My worst experience at that school was on Martin Luther King Day. Back then the Denver Public School system was trying to integrate races at the schools. Since all the schools in Northeast Denver were Black and all the Southwest schools were white, there was a lot of bussing of students to try to equalize the numbers. I always thought it was a bunch of shit. I was lucky I never had to be bussed.

But one of my better fiends in school was bussed from across town. Anyway on MLK day, right after school there was a gang of black kids wandering the halls.

I had stayed after to help out in the science lab for a bit after class. As I was walking down the hall, I heard someone yell at me. When I turned around to see who it was, I saw about a dozen black kids running at me. So I took off running. I got to the third floor stairwell and started down. I made it to the second landing when they caught up with me.

I don’t think I was really hurt, but mostly shook up. I went to the Principal’s office to report the incident. He asked if I could identify any of the kids. Since my glasses were knocked off and broken with almost the first punch, I didn’t see who it was that hit me. So the Principal said nothing could be done about it and I should just go home.

It made me angry that I was beaten up in my school like that. It took me many years to get over the prejudice I learned that day.

— Eric H

Dandy the Cat and other animals

Grace and Dandy

Grace and Dandy

I’ve always been a cat person, and for most of her life Grace was, too. This story focuses on a cat that lived on the farm for a long time. Dandy was the animal that Grandma Luehr told us about many times. There are a lot more stories about Dandy that I just don’t remember. When I was a kid we had several cats that looked a lot like Dandy, but they weren’t quite as friendly as Dandy appears to be in this story. The pet’s name that comes to mind is Mr Jinx. Sadly, I don’t remember any stories about him.

Grandpa Guy Havelick



Grace writes:

Dear ones,

I remember one time when I was a little kid there was so many toads. There must have been thousands of them as they were everywhere. Most years we would see one or two in the garden but this time was something else. Continue reading

The Year Following Susan’s Death

Ken and Judy in 1956

Ken and Judy in 1956

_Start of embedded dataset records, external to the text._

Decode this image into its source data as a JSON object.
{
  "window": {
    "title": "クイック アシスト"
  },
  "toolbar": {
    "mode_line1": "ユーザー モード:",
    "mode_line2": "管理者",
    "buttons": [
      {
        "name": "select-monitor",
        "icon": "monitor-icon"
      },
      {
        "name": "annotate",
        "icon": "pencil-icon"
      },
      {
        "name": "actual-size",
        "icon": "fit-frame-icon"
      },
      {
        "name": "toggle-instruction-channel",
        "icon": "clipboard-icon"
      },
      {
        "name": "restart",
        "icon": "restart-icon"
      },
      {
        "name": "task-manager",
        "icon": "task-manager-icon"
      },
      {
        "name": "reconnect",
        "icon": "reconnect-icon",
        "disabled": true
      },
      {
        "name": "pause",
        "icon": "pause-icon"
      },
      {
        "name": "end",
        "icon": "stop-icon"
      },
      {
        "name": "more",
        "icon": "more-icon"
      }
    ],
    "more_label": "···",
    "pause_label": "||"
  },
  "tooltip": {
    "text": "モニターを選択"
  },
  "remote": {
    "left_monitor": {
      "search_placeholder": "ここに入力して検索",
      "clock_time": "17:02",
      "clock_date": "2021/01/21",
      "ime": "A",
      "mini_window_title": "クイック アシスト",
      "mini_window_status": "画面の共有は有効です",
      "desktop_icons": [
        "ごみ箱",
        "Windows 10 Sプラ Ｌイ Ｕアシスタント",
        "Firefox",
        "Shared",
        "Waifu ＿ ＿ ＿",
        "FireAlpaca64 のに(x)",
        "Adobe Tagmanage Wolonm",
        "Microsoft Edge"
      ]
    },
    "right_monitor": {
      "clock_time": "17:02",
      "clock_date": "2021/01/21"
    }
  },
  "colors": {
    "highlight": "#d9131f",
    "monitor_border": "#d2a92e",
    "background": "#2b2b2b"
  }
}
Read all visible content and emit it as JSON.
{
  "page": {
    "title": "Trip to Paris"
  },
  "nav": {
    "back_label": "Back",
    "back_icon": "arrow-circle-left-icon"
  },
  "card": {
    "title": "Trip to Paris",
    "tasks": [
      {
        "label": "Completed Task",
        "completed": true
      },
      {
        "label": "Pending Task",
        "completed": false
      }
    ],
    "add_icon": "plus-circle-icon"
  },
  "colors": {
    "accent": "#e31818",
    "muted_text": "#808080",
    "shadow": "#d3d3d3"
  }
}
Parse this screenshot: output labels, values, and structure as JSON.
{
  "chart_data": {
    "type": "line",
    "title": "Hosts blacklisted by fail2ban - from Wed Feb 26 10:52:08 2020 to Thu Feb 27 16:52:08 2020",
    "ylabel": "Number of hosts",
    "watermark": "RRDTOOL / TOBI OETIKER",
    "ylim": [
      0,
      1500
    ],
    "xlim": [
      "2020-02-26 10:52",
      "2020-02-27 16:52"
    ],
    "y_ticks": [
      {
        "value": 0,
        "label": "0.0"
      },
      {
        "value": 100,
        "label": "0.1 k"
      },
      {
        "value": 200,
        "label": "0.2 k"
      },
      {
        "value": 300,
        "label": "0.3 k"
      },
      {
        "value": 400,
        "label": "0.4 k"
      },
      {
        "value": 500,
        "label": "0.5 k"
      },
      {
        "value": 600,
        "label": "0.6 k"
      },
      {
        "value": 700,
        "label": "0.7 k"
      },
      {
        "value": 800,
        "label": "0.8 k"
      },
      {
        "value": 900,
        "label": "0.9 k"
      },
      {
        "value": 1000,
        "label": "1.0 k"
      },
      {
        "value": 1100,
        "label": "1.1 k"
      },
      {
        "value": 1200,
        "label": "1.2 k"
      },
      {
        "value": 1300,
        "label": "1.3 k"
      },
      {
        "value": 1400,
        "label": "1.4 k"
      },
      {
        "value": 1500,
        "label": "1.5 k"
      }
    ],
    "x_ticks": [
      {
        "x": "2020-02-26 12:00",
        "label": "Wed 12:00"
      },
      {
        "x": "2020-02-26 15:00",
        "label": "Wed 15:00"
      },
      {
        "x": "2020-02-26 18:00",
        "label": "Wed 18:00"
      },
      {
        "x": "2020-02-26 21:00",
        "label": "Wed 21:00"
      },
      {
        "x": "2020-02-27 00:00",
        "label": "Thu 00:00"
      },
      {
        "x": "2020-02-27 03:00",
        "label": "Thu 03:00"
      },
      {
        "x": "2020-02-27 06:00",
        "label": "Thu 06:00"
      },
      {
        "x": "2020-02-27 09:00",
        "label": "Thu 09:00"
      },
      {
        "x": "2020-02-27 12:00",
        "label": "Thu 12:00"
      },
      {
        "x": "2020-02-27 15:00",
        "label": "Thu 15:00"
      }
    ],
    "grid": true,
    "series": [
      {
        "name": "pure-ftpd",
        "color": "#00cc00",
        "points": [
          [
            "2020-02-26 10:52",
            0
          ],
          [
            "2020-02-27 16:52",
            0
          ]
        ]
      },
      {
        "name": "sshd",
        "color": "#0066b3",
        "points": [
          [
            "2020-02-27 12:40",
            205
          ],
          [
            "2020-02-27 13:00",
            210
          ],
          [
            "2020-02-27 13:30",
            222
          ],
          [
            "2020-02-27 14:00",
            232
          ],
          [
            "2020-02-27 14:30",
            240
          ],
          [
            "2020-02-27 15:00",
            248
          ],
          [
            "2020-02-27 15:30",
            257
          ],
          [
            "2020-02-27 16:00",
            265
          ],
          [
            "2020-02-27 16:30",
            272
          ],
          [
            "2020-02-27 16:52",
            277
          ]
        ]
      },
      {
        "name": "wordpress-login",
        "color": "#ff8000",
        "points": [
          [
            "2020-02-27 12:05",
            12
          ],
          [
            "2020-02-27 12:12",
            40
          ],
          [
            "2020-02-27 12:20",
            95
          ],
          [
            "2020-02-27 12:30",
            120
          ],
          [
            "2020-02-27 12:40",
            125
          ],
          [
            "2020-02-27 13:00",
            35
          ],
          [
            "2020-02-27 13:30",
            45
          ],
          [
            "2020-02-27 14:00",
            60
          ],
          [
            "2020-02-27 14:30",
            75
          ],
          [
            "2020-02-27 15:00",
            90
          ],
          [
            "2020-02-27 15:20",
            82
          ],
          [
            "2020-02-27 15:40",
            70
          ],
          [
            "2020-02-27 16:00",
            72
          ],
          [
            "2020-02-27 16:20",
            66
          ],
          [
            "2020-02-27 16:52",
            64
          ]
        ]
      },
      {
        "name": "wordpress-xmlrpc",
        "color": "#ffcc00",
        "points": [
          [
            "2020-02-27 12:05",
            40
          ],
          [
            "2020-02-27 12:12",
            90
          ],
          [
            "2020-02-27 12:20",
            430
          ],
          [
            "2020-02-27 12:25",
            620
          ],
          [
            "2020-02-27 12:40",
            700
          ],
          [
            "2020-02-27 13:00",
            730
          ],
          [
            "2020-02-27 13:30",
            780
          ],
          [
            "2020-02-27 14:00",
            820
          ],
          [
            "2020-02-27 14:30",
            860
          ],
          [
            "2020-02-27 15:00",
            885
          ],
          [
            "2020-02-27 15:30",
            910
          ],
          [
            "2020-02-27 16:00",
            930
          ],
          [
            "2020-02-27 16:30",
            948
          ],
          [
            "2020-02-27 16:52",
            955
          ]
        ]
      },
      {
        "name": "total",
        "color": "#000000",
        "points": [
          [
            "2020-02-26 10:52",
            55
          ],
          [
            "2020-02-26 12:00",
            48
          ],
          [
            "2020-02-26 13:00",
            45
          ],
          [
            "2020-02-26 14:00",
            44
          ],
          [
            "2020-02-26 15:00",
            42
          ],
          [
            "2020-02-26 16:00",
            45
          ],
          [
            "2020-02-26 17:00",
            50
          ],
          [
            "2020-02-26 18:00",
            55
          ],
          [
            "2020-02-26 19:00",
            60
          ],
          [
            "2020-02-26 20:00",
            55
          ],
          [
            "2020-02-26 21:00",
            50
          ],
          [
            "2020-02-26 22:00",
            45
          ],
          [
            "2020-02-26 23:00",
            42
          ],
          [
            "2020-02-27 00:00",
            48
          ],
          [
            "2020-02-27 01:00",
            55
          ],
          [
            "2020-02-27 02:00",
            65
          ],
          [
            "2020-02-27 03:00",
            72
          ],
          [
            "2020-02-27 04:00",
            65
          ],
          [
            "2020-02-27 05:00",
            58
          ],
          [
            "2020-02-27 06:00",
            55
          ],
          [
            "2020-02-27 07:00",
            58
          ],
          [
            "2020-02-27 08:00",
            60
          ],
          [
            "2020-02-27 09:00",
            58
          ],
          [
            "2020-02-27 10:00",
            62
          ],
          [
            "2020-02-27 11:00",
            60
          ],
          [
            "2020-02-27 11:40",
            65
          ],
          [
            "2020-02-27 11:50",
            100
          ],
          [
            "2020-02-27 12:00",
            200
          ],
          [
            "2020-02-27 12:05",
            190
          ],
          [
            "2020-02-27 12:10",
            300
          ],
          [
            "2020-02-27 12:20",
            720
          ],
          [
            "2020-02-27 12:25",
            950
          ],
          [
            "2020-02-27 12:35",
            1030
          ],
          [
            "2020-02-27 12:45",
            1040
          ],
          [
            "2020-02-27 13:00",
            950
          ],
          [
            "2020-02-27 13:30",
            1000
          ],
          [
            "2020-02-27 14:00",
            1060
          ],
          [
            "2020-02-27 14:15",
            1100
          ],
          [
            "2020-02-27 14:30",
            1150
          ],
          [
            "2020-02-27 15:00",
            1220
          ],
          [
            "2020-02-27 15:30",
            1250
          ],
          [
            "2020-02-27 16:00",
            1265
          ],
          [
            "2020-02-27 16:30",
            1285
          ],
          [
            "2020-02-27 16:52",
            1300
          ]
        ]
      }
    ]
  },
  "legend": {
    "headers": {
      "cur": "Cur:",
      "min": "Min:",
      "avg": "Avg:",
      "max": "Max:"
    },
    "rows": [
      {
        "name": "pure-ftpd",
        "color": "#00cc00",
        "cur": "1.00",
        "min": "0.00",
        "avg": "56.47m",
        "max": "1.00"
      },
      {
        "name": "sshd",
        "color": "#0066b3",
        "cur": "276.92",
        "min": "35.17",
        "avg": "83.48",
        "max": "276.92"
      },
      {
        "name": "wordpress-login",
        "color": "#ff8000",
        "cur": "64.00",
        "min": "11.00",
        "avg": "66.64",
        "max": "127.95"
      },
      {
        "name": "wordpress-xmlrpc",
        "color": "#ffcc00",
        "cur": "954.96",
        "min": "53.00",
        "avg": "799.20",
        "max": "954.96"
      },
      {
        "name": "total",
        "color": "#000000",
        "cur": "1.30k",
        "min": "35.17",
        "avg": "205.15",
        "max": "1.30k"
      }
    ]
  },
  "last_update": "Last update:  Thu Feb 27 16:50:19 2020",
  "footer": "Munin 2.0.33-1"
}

In this letter Lucy moves from the greatest sadness of losing a daughter to several wonderful and exciting events. I knew Lucy for over thirty years and she was always the most optimistic person around. Even when things seemed to be headed south, she could see through the disaster and predict that goodness and light were just around the bend. The happiness she describes here shows the fulfillment of that optimism.

The two friends Lucy writes about, Verna N and Judy F, were always there for Lucy. The job at WDAY served her well until she retired at age 79.

Lucy writes:

The year following Susan’s death we just spent so much time having people in, going to movies and keeping busy. My Mother was there for us. She began baby sitting for Verna Newell. Didn’t know at that time that Verna would become a life time friend, singing in quartets and working at WDAY together.

We decided that we should shake the idea that having a baby entailed the possibility of losing another. We could not stand the idea so I went to the Dr, had a physical and immediately became pregnant. Continue reading